A holistic vision for Akamas
The Standing Committee of the Bern Convention on the Conservation of European Wildlife and Natural Habitats recommends that “the Government of the Republic Cyprus declares the whole of the Akamas peninsula a national park, a biosphere reserve or a protected area with comparable international protected status, including in the protected area the Natura 2000 area, aiming to facilitate a coordinated management of sea-turtle nesting beaches in north-west Cyprus, and to ensure that the Akamas Peninsula, as a whole, including a terrestrial and a marine part, be managed in a sustainable, integrated way”.
This is the vision shared by the movement working for Akamas that, however, goes a step forward and recommends the setting up of a special entity for the integrated management of the peninsula, drawing from the experience of other Natura 2000 sites that are being properly managed. This entity could be charged with monitoring the enforcement of applicable rules and coordinating the activities taking place on the peninsula, ultimately ensuring environmental protection and sustainable development for local communities.

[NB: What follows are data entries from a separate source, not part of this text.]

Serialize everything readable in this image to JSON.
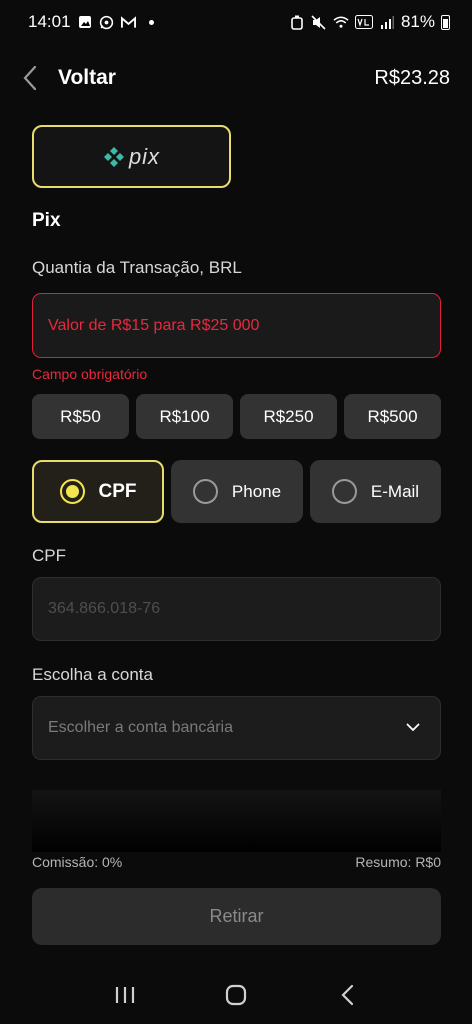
{
  "status_bar": {
    "time": "14:01",
    "battery": "81%",
    "left_icons": [
      "gallery-icon",
      "whatsapp-icon",
      "gmail-icon"
    ],
    "right_icons": [
      "alarm-icon",
      "mute-icon",
      "wifi-icon",
      "volte-icon",
      "signal-icon",
      "battery-icon"
    ]
  },
  "header": {
    "back_label": "Voltar",
    "balance": "R$23.28"
  },
  "method": {
    "logo_text": "pix",
    "title": "Pix"
  },
  "amount": {
    "label": "Quantia da Transação, BRL",
    "placeholder": "Valor de R$15 para R$25 000",
    "error": "Campo obrigatório",
    "quick_amounts": [
      "R$50",
      "R$100",
      "R$250",
      "R$500"
    ]
  },
  "key_type": {
    "options": [
      {
        "label": "CPF",
        "selected": true
      },
      {
        "label": "Phone",
        "selected": false
      },
      {
        "label": "E-Mail",
        "selected": false
      }
    ]
  },
  "cpf": {
    "label": "CPF",
    "placeholder": "364.866.018-76"
  },
  "account": {
    "label": "Escolha a conta",
    "placeholder": "Escolher a conta bancária"
  },
  "summary": {
    "commission": "Comissão: 0%",
    "total": "Resumo: R$0"
  },
  "submit_label": "Retirar",
  "colors": {
    "accent": "#e9dc6b",
    "error": "#e8283e",
    "background": "#0b0b0b"
  }
}
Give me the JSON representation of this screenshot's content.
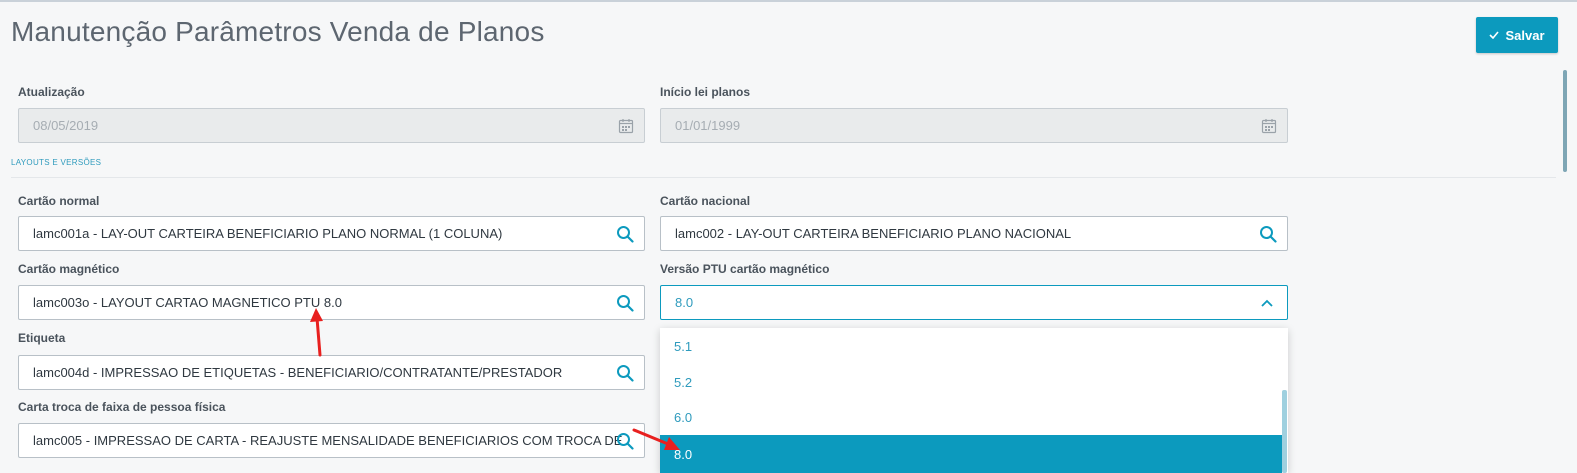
{
  "header": {
    "title": "Manutenção Parâmetros Venda de Planos",
    "save_label": "Salvar"
  },
  "dates": {
    "atualizacao_label": "Atualização",
    "atualizacao_value": "08/05/2019",
    "inicio_label": "Início lei planos",
    "inicio_value": "01/01/1999"
  },
  "section": {
    "title": "LAYOUTS E VERSÕES"
  },
  "fields": {
    "cartao_normal_label": "Cartão normal",
    "cartao_normal_value": "lamc001a - LAY-OUT CARTEIRA BENEFICIARIO PLANO NORMAL (1 COLUNA)",
    "cartao_nacional_label": "Cartão nacional",
    "cartao_nacional_value": "lamc002 - LAY-OUT CARTEIRA BENEFICIARIO PLANO NACIONAL",
    "cartao_magnetico_label": "Cartão magnético",
    "cartao_magnetico_value": "lamc003o - LAYOUT CARTAO MAGNETICO PTU 8.0",
    "versao_ptu_label": "Versão PTU cartão magnético",
    "versao_ptu_value": "8.0",
    "etiqueta_label": "Etiqueta",
    "etiqueta_value": "lamc004d - IMPRESSAO DE ETIQUETAS - BENEFICIARIO/CONTRATANTE/PRESTADOR",
    "carta_troca_label": "Carta troca de faixa de pessoa física",
    "carta_troca_value": "lamc005 - IMPRESSAO DE CARTA - REAJUSTE MENSALIDADE BENEFICIARIOS COM TROCA DE"
  },
  "dropdown": {
    "options": [
      "5.1",
      "5.2",
      "6.0",
      "8.0"
    ],
    "selected": "8.0"
  },
  "colors": {
    "accent": "#0c9abe",
    "annotation": "#e8201f"
  }
}
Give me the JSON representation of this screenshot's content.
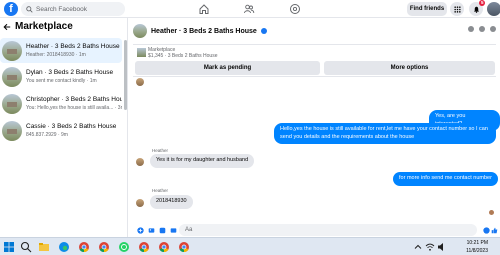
{
  "topbar": {
    "search_placeholder": "Search Facebook",
    "find_friends": "Find friends",
    "notifications_count": "5"
  },
  "sidebar": {
    "title": "Marketplace",
    "conversations": [
      {
        "name": "Heather · 3 Beds 2 Baths House",
        "preview": "Heather: 2018418930 · 1m",
        "active": true
      },
      {
        "name": "Dylan · 3 Beds 2 Baths House",
        "preview": "You sent me contact kindly · 1m"
      },
      {
        "name": "Christopher · 3 Beds 2 Baths House",
        "preview": "You: Hello,yes the house is still availa... · 3m"
      },
      {
        "name": "Cassie · 3 Beds 2 Baths House",
        "preview": "845.837.2929 · 9m"
      }
    ]
  },
  "chat": {
    "title": "Heather · 3 Beds 2 Baths House",
    "listing_label": "Marketplace",
    "listing_price": "$1,345 · 3 Beds 2 Baths House",
    "mark_pending": "Mark as pending",
    "more_options": "More options",
    "messages": {
      "m1": "Yes, are you interested?",
      "m2": "Hello,yes the house is still available for rent,let me have your contact number so I can send you details and the requirements about the house",
      "sender1": "Heather",
      "m3": "Yes it is for my daughter and husband",
      "m4": "for more info send me contact number",
      "sender2": "Heather",
      "m5": "2018418930"
    },
    "composer_placeholder": "Aa"
  },
  "taskbar": {
    "time": "10:21 PM",
    "date": "11/8/2023"
  },
  "colors": {
    "brand": "#1877f2",
    "outgoing_bubble": "#0084ff",
    "incoming_bubble": "#e4e6eb"
  }
}
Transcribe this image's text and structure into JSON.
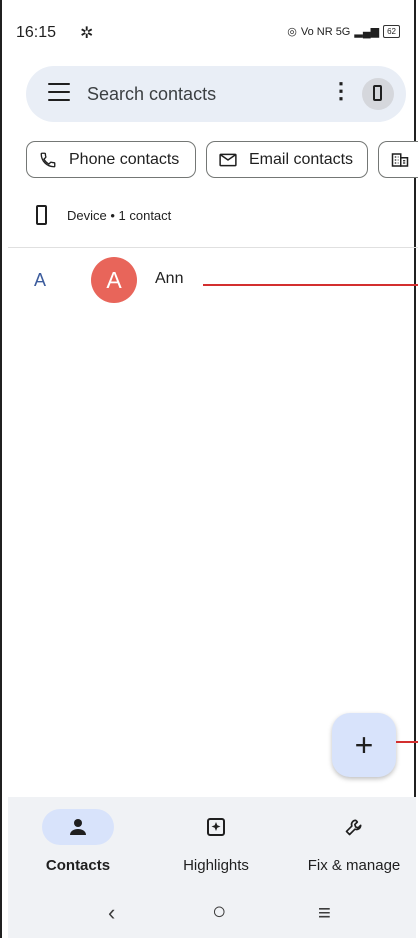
{
  "status": {
    "time": "16:15",
    "signal_text": "Vo NR 5G",
    "battery": "62"
  },
  "search": {
    "placeholder": "Search contacts"
  },
  "chips": [
    {
      "label": "Phone contacts",
      "icon": "phone-icon"
    },
    {
      "label": "Email contacts",
      "icon": "email-icon"
    },
    {
      "label": "",
      "icon": "building-icon"
    }
  ],
  "account_section": {
    "label": "Device • 1 contact"
  },
  "contacts": [
    {
      "index_letter": "A",
      "initial": "A",
      "name": "Ann",
      "avatar_color": "#e8655a"
    }
  ],
  "fab": {
    "icon": "plus-icon",
    "label": "+"
  },
  "bottom_nav": [
    {
      "label": "Contacts",
      "icon": "person-icon",
      "active": true
    },
    {
      "label": "Highlights",
      "icon": "highlights-icon",
      "active": false
    },
    {
      "label": "Fix & manage",
      "icon": "wrench-icon",
      "active": false
    }
  ],
  "system_nav": {
    "back": "‹",
    "home": "○",
    "recents": "≡"
  },
  "colors": {
    "accent_bg": "#d8e3fb",
    "search_bg": "#e9eef6",
    "annotation_red": "#d32f2f"
  }
}
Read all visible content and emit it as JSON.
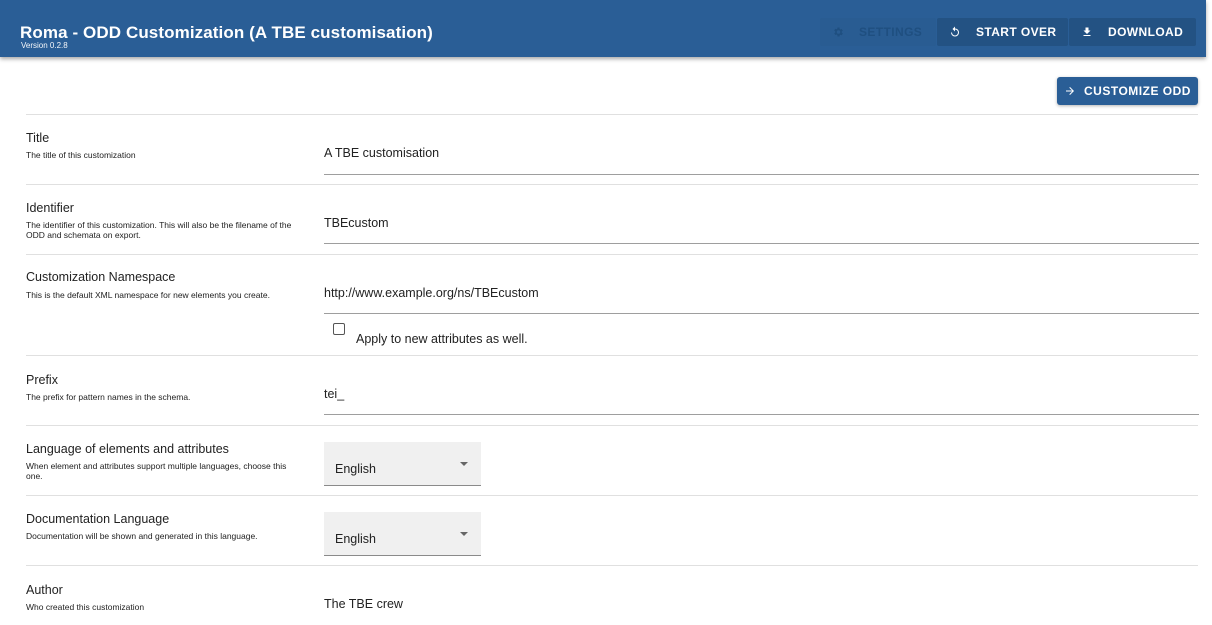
{
  "header": {
    "title": "Roma - ODD Customization (A TBE customisation)",
    "version": "Version 0.2.8",
    "settings_label": "SETTINGS",
    "start_over_label": "START OVER",
    "download_label": "DOWNLOAD"
  },
  "toolbar": {
    "customize_label": "CUSTOMIZE ODD"
  },
  "fields": {
    "title": {
      "label": "Title",
      "help": "The title of this customization",
      "value": "A TBE customisation"
    },
    "identifier": {
      "label": "Identifier",
      "help": "The identifier of this customization. This will also be the filename of the ODD and schemata on export.",
      "value": "TBEcustom"
    },
    "namespace": {
      "label": "Customization Namespace",
      "help": "This is the default XML namespace for new elements you create.",
      "value": "http://www.example.org/ns/TBEcustom",
      "checkbox_label": "Apply to new attributes as well."
    },
    "prefix": {
      "label": "Prefix",
      "help": "The prefix for pattern names in the schema.",
      "value": "tei_"
    },
    "language": {
      "label": "Language of elements and attributes",
      "help": "When element and attributes support multiple languages, choose this one.",
      "value": "English"
    },
    "doc_language": {
      "label": "Documentation Language",
      "help": "Documentation will be shown and generated in this language.",
      "value": "English"
    },
    "author": {
      "label": "Author",
      "help": "Who created this customization",
      "value": "The TBE crew"
    }
  },
  "colors": {
    "primary": "#2a5e96",
    "primary_dark": "#235283"
  }
}
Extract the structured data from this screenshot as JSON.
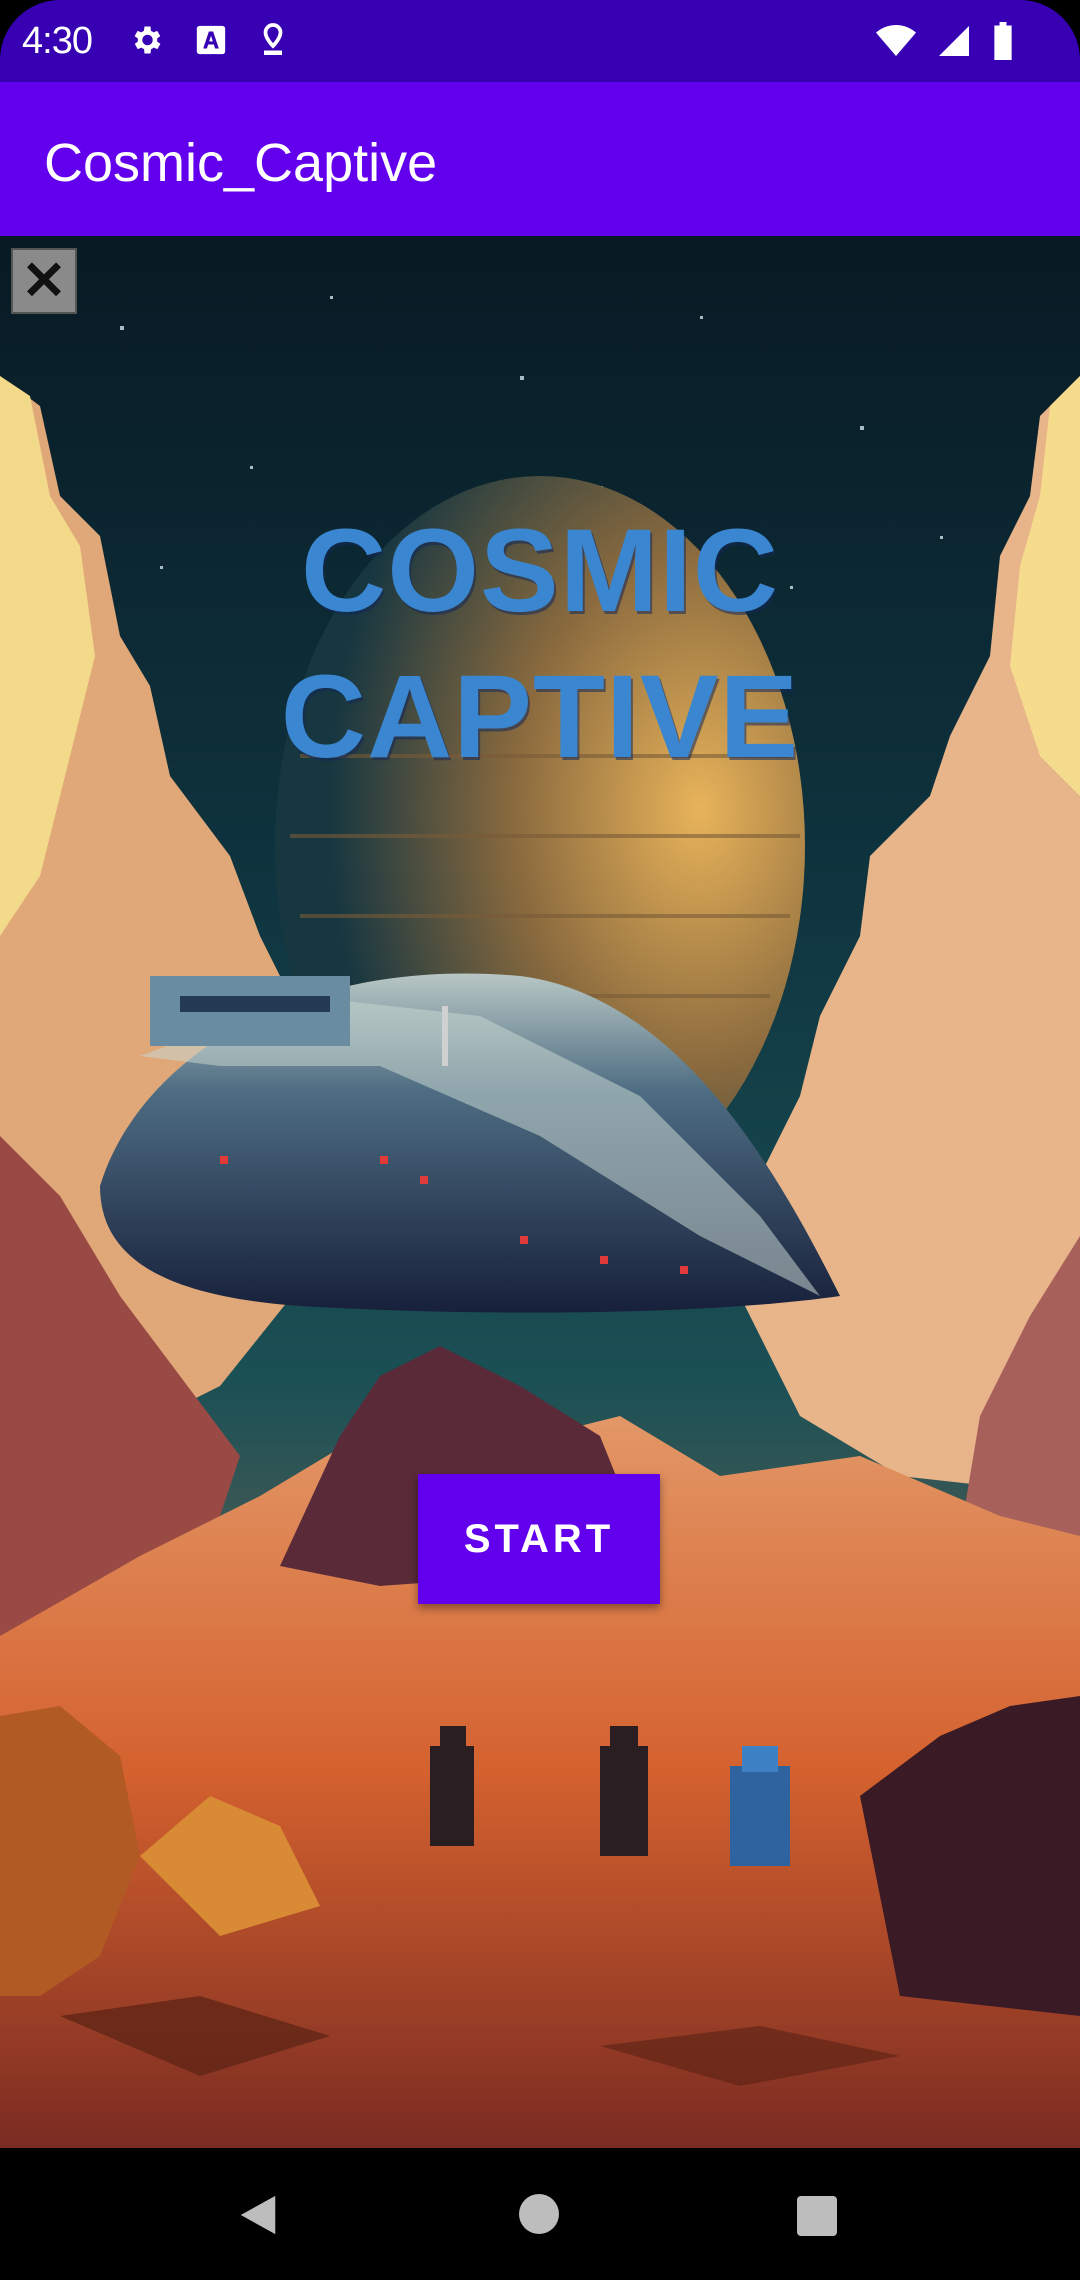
{
  "status_bar": {
    "time": "4:30",
    "left_icons": [
      "settings-gear-icon",
      "font-a-icon",
      "location-pin-icon"
    ],
    "right_icons": [
      "wifi-icon",
      "signal-icon",
      "battery-icon"
    ]
  },
  "app_bar": {
    "title": "Cosmic_Captive"
  },
  "game": {
    "title_line1": "COSMIC",
    "title_line2": "CAPTIVE",
    "close_symbol": "✕",
    "start_label": "START"
  },
  "nav_bar": {
    "icons": [
      "back-triangle-icon",
      "home-circle-icon",
      "recents-square-icon"
    ]
  },
  "colors": {
    "status_bar": "#3700b3",
    "app_bar": "#6200ee",
    "title_text": "#3a86d0",
    "start_button": "#6200ee"
  }
}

The delicate ecological balance that has been shaped over millions of years cannot be left to chance. Focused action and undivided attention will be needed to rectify the irregularities and achieve meaningful progress. It will not be easy, and it will take time, but in the face of a biodiversity crisis and climate crisis, areas such as Akamas need to be protected and restored, using all the opportunities provided by the European Union – for the sake of current and future generations.
Article by Anastasia Korae, as published on REVOLVE magazine